● Problem requirements
Give the data again, word for word.

Element data from apps and pages
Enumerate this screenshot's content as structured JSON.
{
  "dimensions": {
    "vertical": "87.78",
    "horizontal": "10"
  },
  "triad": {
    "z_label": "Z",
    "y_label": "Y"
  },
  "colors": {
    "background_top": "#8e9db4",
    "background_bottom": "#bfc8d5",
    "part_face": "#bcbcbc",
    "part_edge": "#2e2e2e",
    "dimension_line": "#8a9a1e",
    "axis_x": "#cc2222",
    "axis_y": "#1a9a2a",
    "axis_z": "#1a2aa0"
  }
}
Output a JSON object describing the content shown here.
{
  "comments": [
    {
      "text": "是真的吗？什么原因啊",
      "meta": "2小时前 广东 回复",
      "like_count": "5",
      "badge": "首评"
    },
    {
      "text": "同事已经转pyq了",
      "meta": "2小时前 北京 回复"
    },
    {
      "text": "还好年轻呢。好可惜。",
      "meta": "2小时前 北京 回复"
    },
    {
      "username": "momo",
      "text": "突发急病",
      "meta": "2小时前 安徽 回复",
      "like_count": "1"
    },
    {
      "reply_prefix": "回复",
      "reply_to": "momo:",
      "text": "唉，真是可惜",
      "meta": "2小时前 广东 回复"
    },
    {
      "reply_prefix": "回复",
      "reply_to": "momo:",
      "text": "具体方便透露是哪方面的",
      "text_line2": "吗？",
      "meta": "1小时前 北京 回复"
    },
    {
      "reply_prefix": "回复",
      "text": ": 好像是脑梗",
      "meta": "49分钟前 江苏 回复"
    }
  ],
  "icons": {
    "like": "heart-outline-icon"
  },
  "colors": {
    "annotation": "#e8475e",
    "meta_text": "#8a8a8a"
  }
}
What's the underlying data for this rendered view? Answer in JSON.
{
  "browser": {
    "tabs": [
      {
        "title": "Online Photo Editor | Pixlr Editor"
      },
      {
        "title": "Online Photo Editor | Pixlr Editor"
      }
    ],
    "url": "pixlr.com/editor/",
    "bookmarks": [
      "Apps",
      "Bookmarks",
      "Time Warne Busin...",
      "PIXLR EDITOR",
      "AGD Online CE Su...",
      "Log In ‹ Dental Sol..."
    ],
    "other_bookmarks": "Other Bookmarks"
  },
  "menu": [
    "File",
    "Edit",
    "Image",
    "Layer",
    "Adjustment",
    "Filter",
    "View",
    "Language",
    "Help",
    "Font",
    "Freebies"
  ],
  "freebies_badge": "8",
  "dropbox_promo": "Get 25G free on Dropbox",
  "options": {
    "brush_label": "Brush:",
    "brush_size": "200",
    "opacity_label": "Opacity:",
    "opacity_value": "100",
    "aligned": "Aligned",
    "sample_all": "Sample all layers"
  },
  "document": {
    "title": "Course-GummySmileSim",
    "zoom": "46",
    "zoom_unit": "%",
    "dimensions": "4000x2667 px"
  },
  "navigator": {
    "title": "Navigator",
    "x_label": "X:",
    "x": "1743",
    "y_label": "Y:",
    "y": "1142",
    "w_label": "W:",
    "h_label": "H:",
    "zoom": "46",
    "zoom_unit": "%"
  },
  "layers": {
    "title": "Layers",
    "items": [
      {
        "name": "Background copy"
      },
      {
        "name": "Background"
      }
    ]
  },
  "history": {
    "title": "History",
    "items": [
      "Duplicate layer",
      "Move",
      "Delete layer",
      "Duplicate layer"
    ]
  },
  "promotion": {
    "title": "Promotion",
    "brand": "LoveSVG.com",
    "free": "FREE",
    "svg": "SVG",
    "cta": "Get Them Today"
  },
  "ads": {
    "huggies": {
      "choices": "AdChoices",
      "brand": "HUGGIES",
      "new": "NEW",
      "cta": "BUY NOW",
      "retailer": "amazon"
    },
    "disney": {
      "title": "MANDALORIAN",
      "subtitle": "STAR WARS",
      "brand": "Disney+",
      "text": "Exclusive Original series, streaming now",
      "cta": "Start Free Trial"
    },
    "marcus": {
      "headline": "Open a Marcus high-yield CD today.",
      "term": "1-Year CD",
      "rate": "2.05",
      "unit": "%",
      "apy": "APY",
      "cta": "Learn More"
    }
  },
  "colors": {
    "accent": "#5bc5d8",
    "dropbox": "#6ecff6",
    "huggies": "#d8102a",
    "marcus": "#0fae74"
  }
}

● Answer to the problem
Enumerate this screenshot's content as structured JSON.
{
  "dimensions": {
    "vertical": "87.78",
    "horizontal": "10"
  },
  "triad": {
    "z_label": "Z",
    "y_label": "Y"
  },
  "colors": {
    "background_top": "#8e9db4",
    "background_bottom": "#bfc8d5",
    "part_face": "#bcbcbc",
    "part_edge": "#2e2e2e",
    "dimension_line": "#8a9a1e",
    "axis_x": "#cc2222",
    "axis_y": "#1a9a2a",
    "axis_z": "#1a2aa0"
  }
}
Output a JSON object describing the content shown here.
{
  "comments": [
    {
      "text": "是真的吗？什么原因啊",
      "meta": "2小时前 广东 回复",
      "like_count": "5",
      "badge": "首评"
    },
    {
      "text": "同事已经转pyq了",
      "meta": "2小时前 北京 回复"
    },
    {
      "text": "还好年轻呢。好可惜。",
      "meta": "2小时前 北京 回复"
    },
    {
      "username": "momo",
      "text": "突发急病",
      "meta": "2小时前 安徽 回复",
      "like_count": "1"
    },
    {
      "reply_prefix": "回复",
      "reply_to": "momo:",
      "text": "唉，真是可惜",
      "meta": "2小时前 广东 回复"
    },
    {
      "reply_prefix": "回复",
      "reply_to": "momo:",
      "text": "具体方便透露是哪方面的",
      "text_line2": "吗？",
      "meta": "1小时前 北京 回复"
    },
    {
      "reply_prefix": "回复",
      "text": ": 好像是脑梗",
      "meta": "49分钟前 江苏 回复"
    }
  ],
  "icons": {
    "like": "heart-outline-icon"
  },
  "colors": {
    "annotation": "#e8475e",
    "meta_text": "#8a8a8a"
  }
}
What's the underlying data for this rendered view? Answer in JSON.
{
  "browser": {
    "tabs": [
      {
        "title": "Online Photo Editor | Pixlr Editor"
      },
      {
        "title": "Online Photo Editor | Pixlr Editor"
      }
    ],
    "url": "pixlr.com/editor/",
    "bookmarks": [
      "Apps",
      "Bookmarks",
      "Time Warne Busin...",
      "PIXLR EDITOR",
      "AGD Online CE Su...",
      "Log In ‹ Dental Sol..."
    ],
    "other_bookmarks": "Other Bookmarks"
  },
  "menu": [
    "File",
    "Edit",
    "Image",
    "Layer",
    "Adjustment",
    "Filter",
    "View",
    "Language",
    "Help",
    "Font",
    "Freebies"
  ],
  "freebies_badge": "8",
  "dropbox_promo": "Get 25G free on Dropbox",
  "options": {
    "brush_label": "Brush:",
    "brush_size": "200",
    "opacity_label": "Opacity:",
    "opacity_value": "100",
    "aligned": "Aligned",
    "sample_all": "Sample all layers"
  },
  "document": {
    "title": "Course-GummySmileSim",
    "zoom": "46",
    "zoom_unit": "%",
    "dimensions": "4000x2667 px"
  },
  "navigator": {
    "title": "Navigator",
    "x_label": "X:",
    "x": "1743",
    "y_label": "Y:",
    "y": "1142",
    "w_label": "W:",
    "h_label": "H:",
    "zoom": "46",
    "zoom_unit": "%"
  },
  "layers": {
    "title": "Layers",
    "items": [
      {
        "name": "Background copy"
      },
      {
        "name": "Background"
      }
    ]
  },
  "history": {
    "title": "History",
    "items": [
      "Duplicate layer",
      "Move",
      "Delete layer",
      "Duplicate layer"
    ]
  },
  "promotion": {
    "title": "Promotion",
    "brand": "LoveSVG.com",
    "free": "FREE",
    "svg": "SVG",
    "cta": "Get Them Today"
  },
  "ads": {
    "huggies": {
      "choices": "AdChoices",
      "brand": "HUGGIES",
      "new": "NEW",
      "cta": "BUY NOW",
      "retailer": "amazon"
    },
    "disney": {
      "title": "MANDALORIAN",
      "subtitle": "STAR WARS",
      "brand": "Disney+",
      "text": "Exclusive Original series, streaming now",
      "cta": "Start Free Trial"
    },
    "marcus": {
      "headline": "Open a Marcus high-yield CD today.",
      "term": "1-Year CD",
      "rate": "2.05",
      "unit": "%",
      "apy": "APY",
      "cta": "Learn More"
    }
  },
  "colors": {
    "accent": "#5bc5d8",
    "dropbox": "#6ecff6",
    "huggies": "#d8102a",
    "marcus": "#0fae74"
  }
}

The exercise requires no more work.